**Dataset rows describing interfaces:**
************

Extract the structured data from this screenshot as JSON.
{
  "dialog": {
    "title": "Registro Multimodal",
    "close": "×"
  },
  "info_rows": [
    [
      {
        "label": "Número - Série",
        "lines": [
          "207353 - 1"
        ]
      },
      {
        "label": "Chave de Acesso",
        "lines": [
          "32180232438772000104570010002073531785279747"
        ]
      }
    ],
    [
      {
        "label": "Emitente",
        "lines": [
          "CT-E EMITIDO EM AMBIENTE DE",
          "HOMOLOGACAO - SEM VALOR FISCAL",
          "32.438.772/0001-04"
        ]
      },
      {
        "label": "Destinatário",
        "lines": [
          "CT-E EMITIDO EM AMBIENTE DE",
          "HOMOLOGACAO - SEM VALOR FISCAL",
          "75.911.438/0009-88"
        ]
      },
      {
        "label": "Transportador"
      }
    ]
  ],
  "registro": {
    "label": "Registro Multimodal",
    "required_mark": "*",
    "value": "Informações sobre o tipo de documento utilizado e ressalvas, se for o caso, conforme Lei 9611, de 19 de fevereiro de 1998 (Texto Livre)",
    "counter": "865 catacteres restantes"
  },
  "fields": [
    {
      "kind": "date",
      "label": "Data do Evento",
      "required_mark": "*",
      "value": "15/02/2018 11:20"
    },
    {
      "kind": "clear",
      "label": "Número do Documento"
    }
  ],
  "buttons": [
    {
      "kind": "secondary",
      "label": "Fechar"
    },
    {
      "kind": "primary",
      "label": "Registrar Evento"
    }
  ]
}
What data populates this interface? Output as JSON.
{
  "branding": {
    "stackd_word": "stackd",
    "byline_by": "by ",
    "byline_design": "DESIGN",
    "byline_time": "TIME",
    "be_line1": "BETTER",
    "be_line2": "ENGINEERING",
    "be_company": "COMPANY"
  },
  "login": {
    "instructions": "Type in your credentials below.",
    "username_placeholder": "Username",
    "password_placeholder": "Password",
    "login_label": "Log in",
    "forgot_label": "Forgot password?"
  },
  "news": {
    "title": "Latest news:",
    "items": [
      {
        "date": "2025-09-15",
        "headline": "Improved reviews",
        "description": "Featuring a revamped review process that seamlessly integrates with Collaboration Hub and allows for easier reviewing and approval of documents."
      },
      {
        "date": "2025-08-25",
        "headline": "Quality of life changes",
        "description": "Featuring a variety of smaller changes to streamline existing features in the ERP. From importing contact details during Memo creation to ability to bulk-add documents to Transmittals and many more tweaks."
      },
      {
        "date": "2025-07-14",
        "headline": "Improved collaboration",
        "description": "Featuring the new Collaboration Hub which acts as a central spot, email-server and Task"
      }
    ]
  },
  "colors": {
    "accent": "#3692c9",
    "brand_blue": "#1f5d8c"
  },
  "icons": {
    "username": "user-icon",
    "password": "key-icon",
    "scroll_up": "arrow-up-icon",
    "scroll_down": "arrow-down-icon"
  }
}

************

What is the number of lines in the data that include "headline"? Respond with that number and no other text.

3